In the 14th district, three men are waging a tough campaign for that second Assembly seat behind popular incumbent Assemblywoman Linda Greenstein.
The favorites would appear to be Republican Tom Goodwin and Democrat Wayne DeAngelo. Both men are from Hamilton in Mercer County, themost populous town in the 14thdistrict, wherethe parties are well organizedand where a large number of independent voters go to the polls.
But the third man in the contest, Goodwin's running mate Adam Bushman, a veteran and former Jamesburg councilman, has racked up some key newspaper endorsements along with the backing of the New Jersey Education Association.
On Saturday, all three men were campaigning hard and talking about issues in this race, including the candidates' differences on state funding for stem cell research and the threat to the Fair and Clean Elections process of an ad campaign launched by the conservative outside group Common Sense America.
The district is composed of a cross section of voters in Middlesex and Mercer. Two and a half weeks before Election Day, DeAngelo was distributing fliers outside a supermarket in the Middlesex town of Monroe, Goodwin was going door-to-door in the Middlesex town of South Brunswick, and Bushman, who lives in Middlesex, was ringing doorbells in Hamilton andshoring up his chances in neighboring Mercer County.
DeAngelo, a labor leader and electrician by trade, on Saturday morning in North Brunswick welcomed fellow union brothers from Middlesex to campaign with him. The Democratic candidate is still disappointed that he did not receive the NJEA's endorsement in this race. He didn't graduate fromcollege, he says, but he argues that the collective bargaining he has fought for as a union organizer goes to the heart of values he shares with the state teachers' union.
When he was a councilman and township employees couldn't settle on a contract, DeAngelo championed their cause, and set up a picket line at the council meeting.
Bushman comes to the race as a computer whiz working on his PhD. Nothing against unions, he says. He was in a union once and his mother belonged to the Communications of America. But, he argues, he would be a more independent voice for the district in part because he isn't constrained bya particular agenda.
DeAngelo argues thatthe AFL-CIO and the building and tradesorganizations bind together toaddress the needs of working families and to protect their rights and that would be hisonly agenda if he went to Trenton. Plenty of Hamilton voters are aligned with labor. There are more than 7,500active union members and 8,000 retired in Hamilton.
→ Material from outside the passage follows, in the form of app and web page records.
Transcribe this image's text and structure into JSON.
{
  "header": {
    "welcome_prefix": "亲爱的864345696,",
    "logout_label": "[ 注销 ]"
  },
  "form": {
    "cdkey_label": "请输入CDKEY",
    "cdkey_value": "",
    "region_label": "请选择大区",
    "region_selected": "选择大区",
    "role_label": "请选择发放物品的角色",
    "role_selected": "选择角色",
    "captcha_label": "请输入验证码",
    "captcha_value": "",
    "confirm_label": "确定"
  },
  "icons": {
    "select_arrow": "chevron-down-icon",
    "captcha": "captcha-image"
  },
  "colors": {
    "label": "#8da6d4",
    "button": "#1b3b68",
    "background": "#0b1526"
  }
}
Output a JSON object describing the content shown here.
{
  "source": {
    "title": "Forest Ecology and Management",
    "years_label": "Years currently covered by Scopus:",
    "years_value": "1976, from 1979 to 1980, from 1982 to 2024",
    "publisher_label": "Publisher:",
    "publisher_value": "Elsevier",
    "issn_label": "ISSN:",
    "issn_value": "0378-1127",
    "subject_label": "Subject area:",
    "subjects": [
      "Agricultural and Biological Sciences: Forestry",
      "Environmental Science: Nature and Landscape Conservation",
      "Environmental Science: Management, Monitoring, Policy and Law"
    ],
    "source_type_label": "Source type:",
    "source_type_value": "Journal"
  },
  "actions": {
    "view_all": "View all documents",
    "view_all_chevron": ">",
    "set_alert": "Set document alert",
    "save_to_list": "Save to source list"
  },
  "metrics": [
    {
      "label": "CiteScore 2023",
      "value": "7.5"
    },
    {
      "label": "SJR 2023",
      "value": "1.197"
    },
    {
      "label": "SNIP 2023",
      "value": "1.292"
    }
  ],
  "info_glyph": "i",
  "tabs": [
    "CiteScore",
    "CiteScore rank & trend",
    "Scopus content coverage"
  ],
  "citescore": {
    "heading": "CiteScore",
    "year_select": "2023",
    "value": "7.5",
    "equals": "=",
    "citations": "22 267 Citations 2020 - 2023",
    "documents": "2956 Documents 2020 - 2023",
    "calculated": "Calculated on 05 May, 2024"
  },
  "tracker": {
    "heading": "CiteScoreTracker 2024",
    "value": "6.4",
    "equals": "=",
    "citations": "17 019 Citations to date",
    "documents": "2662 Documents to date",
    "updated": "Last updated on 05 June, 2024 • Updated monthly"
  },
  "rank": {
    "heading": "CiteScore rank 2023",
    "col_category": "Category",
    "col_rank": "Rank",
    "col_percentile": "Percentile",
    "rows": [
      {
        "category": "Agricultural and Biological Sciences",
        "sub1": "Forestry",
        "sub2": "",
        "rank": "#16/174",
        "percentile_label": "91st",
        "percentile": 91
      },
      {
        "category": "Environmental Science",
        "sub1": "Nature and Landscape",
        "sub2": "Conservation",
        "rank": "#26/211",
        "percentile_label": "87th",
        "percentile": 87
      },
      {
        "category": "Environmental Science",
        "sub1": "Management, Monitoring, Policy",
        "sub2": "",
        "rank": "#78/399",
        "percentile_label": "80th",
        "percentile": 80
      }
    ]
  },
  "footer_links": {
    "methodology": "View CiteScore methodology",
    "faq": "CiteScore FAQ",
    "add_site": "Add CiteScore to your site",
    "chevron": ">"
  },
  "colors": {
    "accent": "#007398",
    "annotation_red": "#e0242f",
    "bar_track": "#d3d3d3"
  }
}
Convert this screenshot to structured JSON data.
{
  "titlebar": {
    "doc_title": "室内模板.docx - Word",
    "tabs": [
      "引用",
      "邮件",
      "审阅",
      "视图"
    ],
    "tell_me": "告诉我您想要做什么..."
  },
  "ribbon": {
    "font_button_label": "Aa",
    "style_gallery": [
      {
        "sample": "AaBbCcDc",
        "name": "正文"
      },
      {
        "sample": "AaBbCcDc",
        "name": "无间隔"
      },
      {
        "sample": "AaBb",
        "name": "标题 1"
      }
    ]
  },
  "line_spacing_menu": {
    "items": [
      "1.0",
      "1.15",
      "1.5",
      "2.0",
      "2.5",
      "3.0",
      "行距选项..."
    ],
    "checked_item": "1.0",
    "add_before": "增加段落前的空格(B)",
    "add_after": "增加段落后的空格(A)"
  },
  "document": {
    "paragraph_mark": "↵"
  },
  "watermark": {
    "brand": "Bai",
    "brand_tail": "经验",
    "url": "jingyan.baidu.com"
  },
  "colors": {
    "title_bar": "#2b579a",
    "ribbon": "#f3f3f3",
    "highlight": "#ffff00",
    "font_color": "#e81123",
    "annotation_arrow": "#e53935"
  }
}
GOP state Senate candidate Assemblyman Bill Baroni, the man at the top of the ticket withGoodman and Bushman, unlike his running mates hasthe support of labor – includingDeAngelo's own electrical workers' local.